@ARTICLE{weinmann-2016-CVPRCourse,
    author = {Weinmann, Michael and Langguth, Fabian and Goesele, Michael and Klein, Reinhard},
     title = {Advances in Geometry and Reflectance Acquisition},
   journal = {CVPR 2016 - Tutorials},
      year = {2016},
  abstract = {This tutorial is focused on acquisition methods for geometry and reflectance as well as strategies
              towards an efficient acquisition pipeline to fulfill the demands of industry with respect to mass
              digitization of 3D contents. We provide a thorough overview of the standard methods for the
              acquisition of both geometry and reflectance of surfaces with different types of reflectance
              behavior ranging from diffuse over opaque to specular surfaces or even translucent and transparent
              surfaces as well as the necessary preliminaries of material appearance and setup calibration. As
              standard acquisition techniques are only well-suited for a limited range of surface materials, we
              will also discuss strategies on how an efficient, fully automatic acquisition can still be achieved
              when no prior information with respect to the surface reflectance behavior is available.
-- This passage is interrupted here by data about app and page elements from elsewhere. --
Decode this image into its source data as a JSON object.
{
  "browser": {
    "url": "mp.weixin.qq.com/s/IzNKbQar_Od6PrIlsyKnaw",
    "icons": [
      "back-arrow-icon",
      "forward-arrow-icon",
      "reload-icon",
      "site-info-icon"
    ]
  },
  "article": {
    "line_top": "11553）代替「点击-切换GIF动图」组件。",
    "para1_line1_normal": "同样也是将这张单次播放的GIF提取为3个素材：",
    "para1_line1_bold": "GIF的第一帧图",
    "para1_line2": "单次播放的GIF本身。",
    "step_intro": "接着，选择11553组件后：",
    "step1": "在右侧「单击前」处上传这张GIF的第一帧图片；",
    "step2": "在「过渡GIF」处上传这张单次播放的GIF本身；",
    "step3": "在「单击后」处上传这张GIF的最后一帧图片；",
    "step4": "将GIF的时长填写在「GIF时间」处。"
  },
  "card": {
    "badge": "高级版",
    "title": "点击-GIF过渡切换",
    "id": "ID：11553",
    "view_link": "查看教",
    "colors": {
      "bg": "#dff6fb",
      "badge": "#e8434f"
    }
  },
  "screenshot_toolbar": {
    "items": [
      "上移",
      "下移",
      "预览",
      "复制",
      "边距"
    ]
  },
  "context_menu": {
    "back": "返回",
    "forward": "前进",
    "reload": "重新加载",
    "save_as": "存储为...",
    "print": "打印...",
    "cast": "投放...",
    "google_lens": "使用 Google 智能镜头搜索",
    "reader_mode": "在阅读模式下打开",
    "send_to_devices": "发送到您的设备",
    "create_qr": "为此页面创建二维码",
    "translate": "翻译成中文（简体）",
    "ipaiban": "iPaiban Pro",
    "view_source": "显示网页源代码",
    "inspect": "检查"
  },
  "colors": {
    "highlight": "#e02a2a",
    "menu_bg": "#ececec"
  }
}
In
              addition, a discussion of strategies regarding an acquisition in the wild, i.e. under uncontrolled
              conditions, is provided.}
}